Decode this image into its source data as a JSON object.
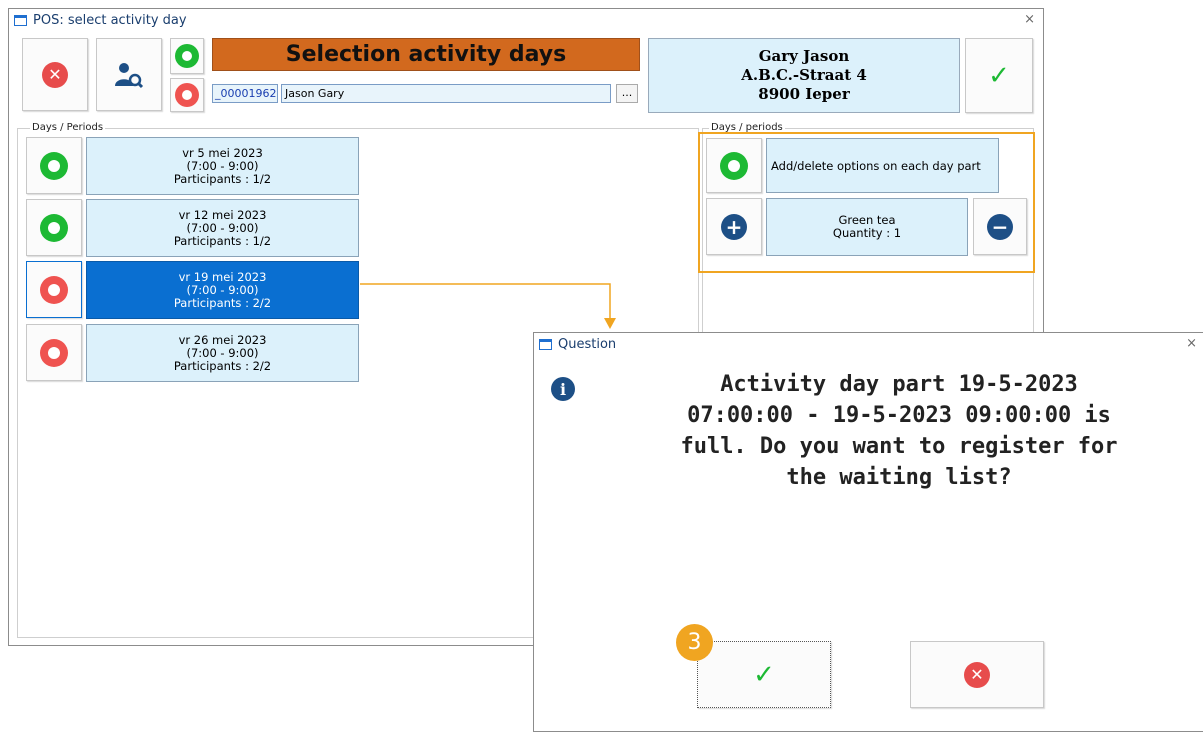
{
  "main_window": {
    "title": "POS: select activity day",
    "close_glyph": "×",
    "header_title": "Selection activity days",
    "customer_code": "_00001962",
    "customer_name": "Jason Gary",
    "browse_label": "...",
    "address": [
      "Gary Jason",
      "A.B.C.-Straat 4",
      "8900 Ieper"
    ]
  },
  "left_group": {
    "label": "Days / Periods",
    "days": [
      {
        "date": "vr 5 mei 2023",
        "time": "(7:00 - 9:00)",
        "participants": "Participants : 1/2",
        "status": "available"
      },
      {
        "date": "vr 12 mei 2023",
        "time": "(7:00 - 9:00)",
        "participants": "Participants : 1/2",
        "status": "available"
      },
      {
        "date": "vr 19 mei 2023",
        "time": "(7:00 - 9:00)",
        "participants": "Participants : 2/2",
        "status": "full",
        "selected": true
      },
      {
        "date": "vr 26 mei 2023",
        "time": "(7:00 - 9:00)",
        "participants": "Participants : 2/2",
        "status": "full"
      }
    ]
  },
  "right_group": {
    "label": "Days / periods",
    "options_label": "Add/delete options on each day part",
    "item_name": "Green tea",
    "item_quantity": "Quantity : 1"
  },
  "question_dialog": {
    "title": "Question",
    "close_glyph": "×",
    "message_lines": [
      "Activity day part 19-5-2023",
      "07:00:00 - 19-5-2023 09:00:00 is",
      "full. Do you want to register for",
      "the waiting list?"
    ],
    "step_number": "3"
  },
  "colors": {
    "accent_orange": "#f0a521",
    "header_orange": "#d2691e",
    "selected_blue": "#0a6fd1",
    "green": "#1db934",
    "red": "#e74c4c",
    "card_bg": "#dcf1fb"
  },
  "icons": [
    "close-icon",
    "user-search-icon",
    "green-ring-icon",
    "red-ring-icon",
    "checkmark-icon",
    "plus-icon",
    "minus-icon",
    "info-icon",
    "window-icon"
  ]
}
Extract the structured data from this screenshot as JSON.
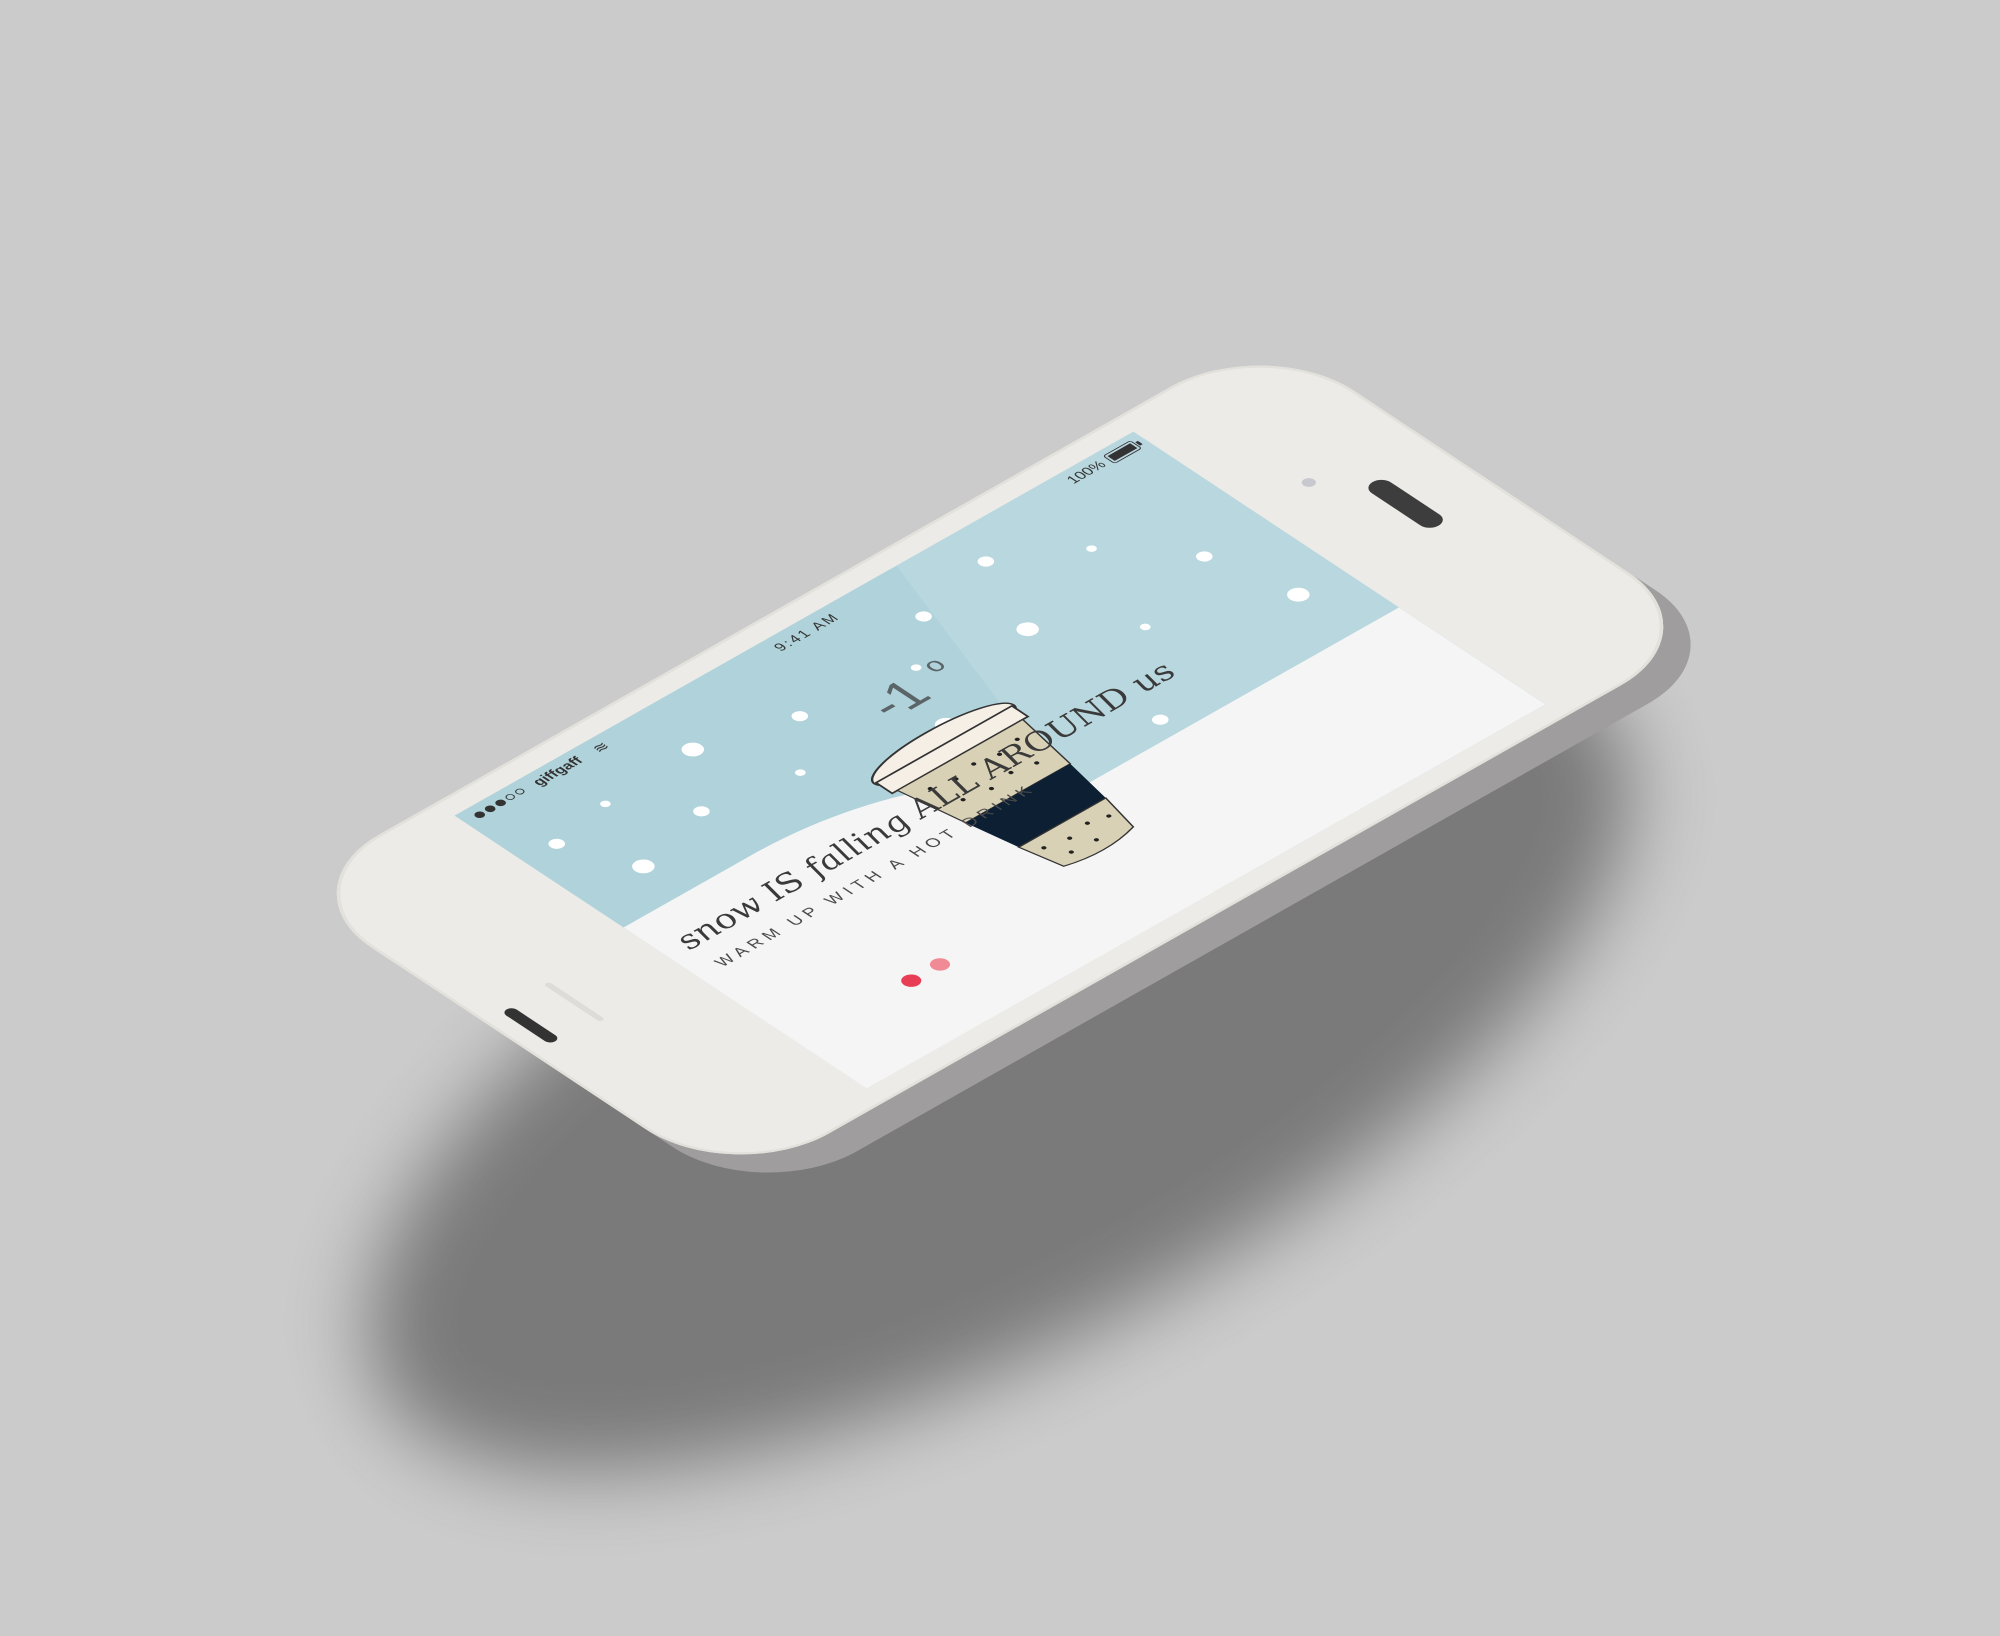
{
  "status_bar": {
    "carrier": "giffgaff",
    "time": "9:41 AM",
    "battery": "100%",
    "signal_bars_filled": 3,
    "signal_bars_total": 5
  },
  "weather": {
    "temperature": "-1",
    "degree_symbol": "o"
  },
  "message": {
    "headline": "snow IS falling ALL AROUND us",
    "subline": "WARM UP WITH A HOT DRINK"
  },
  "pager": {
    "pages": 2,
    "current": 1
  },
  "colors": {
    "sky": "#b0d2da",
    "snow": "#f5f5f5",
    "accent": "#e83e55",
    "cup_sleeve": "#0d1f33",
    "cup_body": "#d8d1b5"
  },
  "icons": [
    "wifi-icon",
    "battery-icon",
    "coffee-cup-icon"
  ]
}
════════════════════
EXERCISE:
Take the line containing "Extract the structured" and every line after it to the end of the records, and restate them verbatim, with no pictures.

EXERCISE RESPONSE:
Extract the structured data from this screenshot as JSON.
{
  "status_bar": {
    "carrier": "giffgaff",
    "time": "9:41 AM",
    "battery": "100%",
    "signal_bars_filled": 3,
    "signal_bars_total": 5
  },
  "weather": {
    "temperature": "-1",
    "degree_symbol": "o"
  },
  "message": {
    "headline": "snow IS falling ALL AROUND us",
    "subline": "WARM UP WITH A HOT DRINK"
  },
  "pager": {
    "pages": 2,
    "current": 1
  },
  "colors": {
    "sky": "#b0d2da",
    "snow": "#f5f5f5",
    "accent": "#e83e55",
    "cup_sleeve": "#0d1f33",
    "cup_body": "#d8d1b5"
  },
  "icons": [
    "wifi-icon",
    "battery-icon",
    "coffee-cup-icon"
  ]
}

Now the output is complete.